Recipe courtesy of Damira Inatullaeva and the League of Kitchens
Wander through the medina of Tripoli and you will soon smell the sizzle of beef kebabs wafting through the air as little hole-in-the-wall stalls grill up a storm throughout the day. To get the meat super succulent you need to have a high fat content—I suggest at least 20 percent fat. These kebabs are simple to make and cook fast on a barbecue. Rather than serve them in a wrap, I like to make these a little different, plating them up on a slick of hummus—either buy your favorite or make a batch—and then top the meat with a really zesty mix of red onion, sumac, and parsley.
Here’s a new take on Tex-Mex. The salsa that roasts under the kebabs is something like a cross between salsa and baked beans. It’s spicy and not too sweet, despite the tiny amount of brown sugar which aids in caramelization. Serve the beef and salsa with tortillas and jarred pickled jalapeño slices for easy homemade tacos.
Moxie soda is a beloved New England soft drink first created in 1876 as a medicinal beverage. It’s flavored with gentian root, giving it a bitter flavor, with hints of cola, root beer, and Dr Pepper, which is what you should substitute if you can’t find Moxie where you live. It’s the secret ingredient in these beans, giving them a complex, sweet, and fruity flavor.
This crispy noodle and savoury meaty sauce combo is a winner!
The star of the dish here is the celery. It’s an undervalued vegetable and often an afterthought thrown into salads or soup stock, or served as crudits, or enjoyed with a Bloody Mary. But I love this vegetable. If I can have it stir-fried with loads of garlic, salt and white rice, I am a happy girl. I find the combination of medium-rare beef and celery divine, so here is my version of Cantonese black bean and beef, given a celery oomph. Serve it with plenty of rice.

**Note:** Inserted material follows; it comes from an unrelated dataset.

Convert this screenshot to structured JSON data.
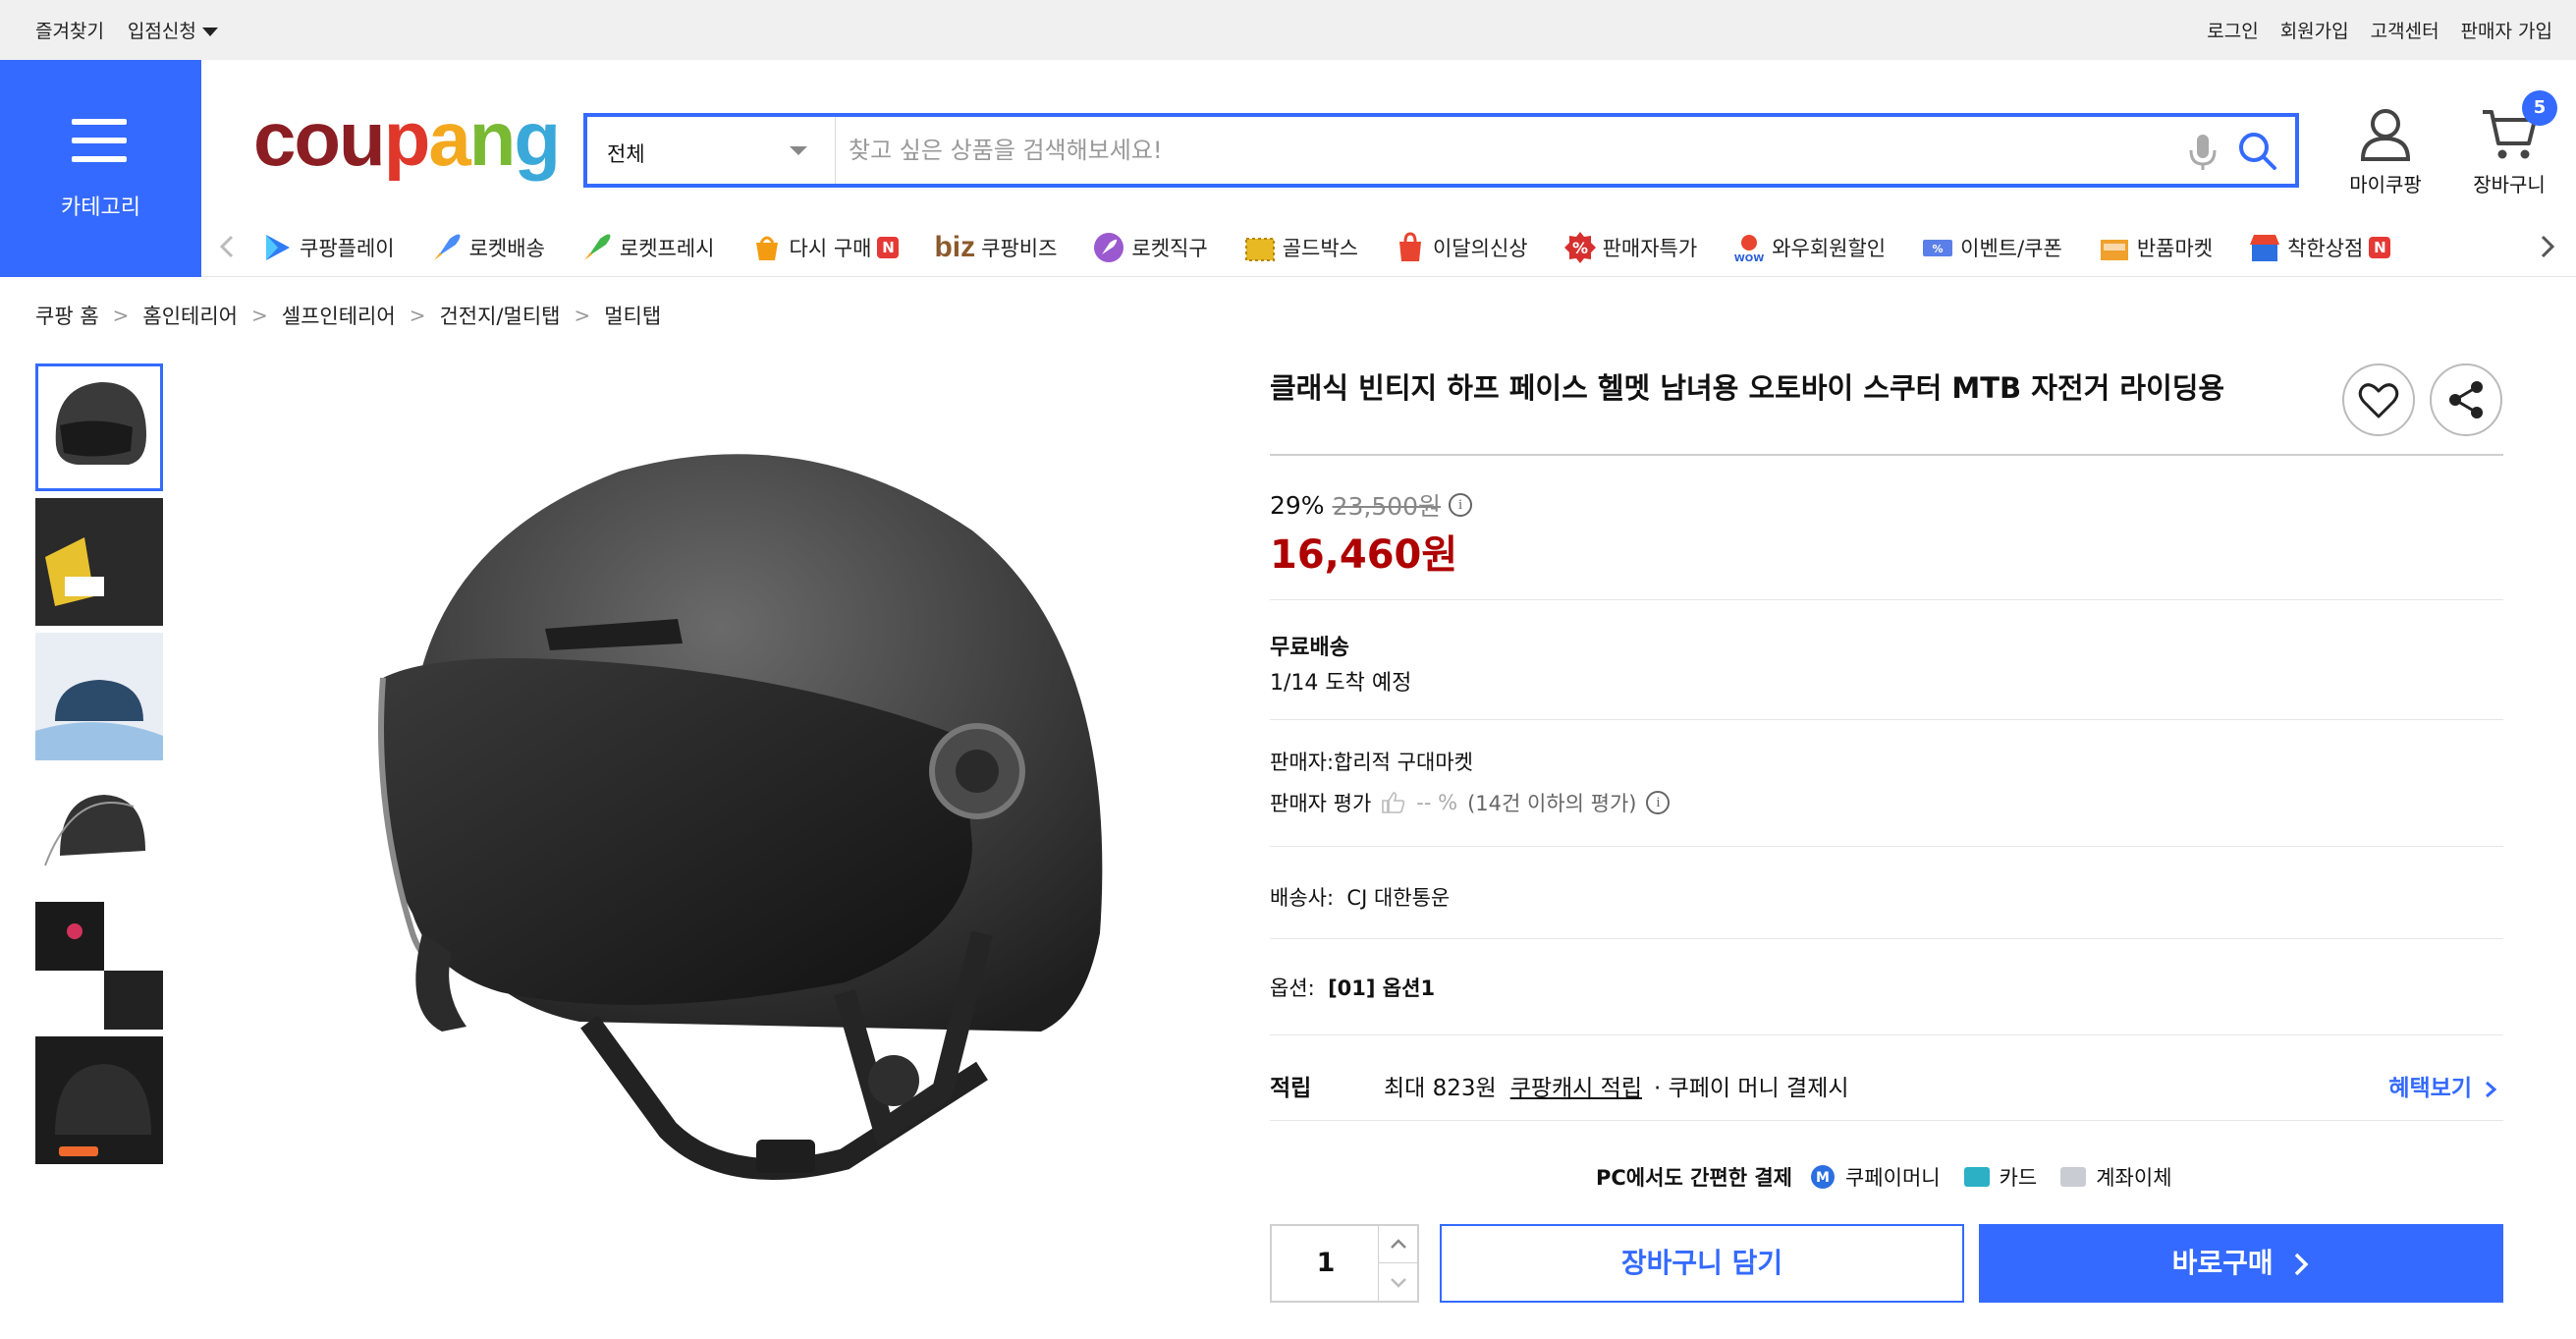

In Israel stuffed vegetables like these are a culinary treasure.
Chow mein made from scratch using all fresh ingredients, including frying up my own crispy noodles.
Bricklayer get their name from the Spanish word albañil, or bricklayer, as tacos like these are a common meal served at lunchtime.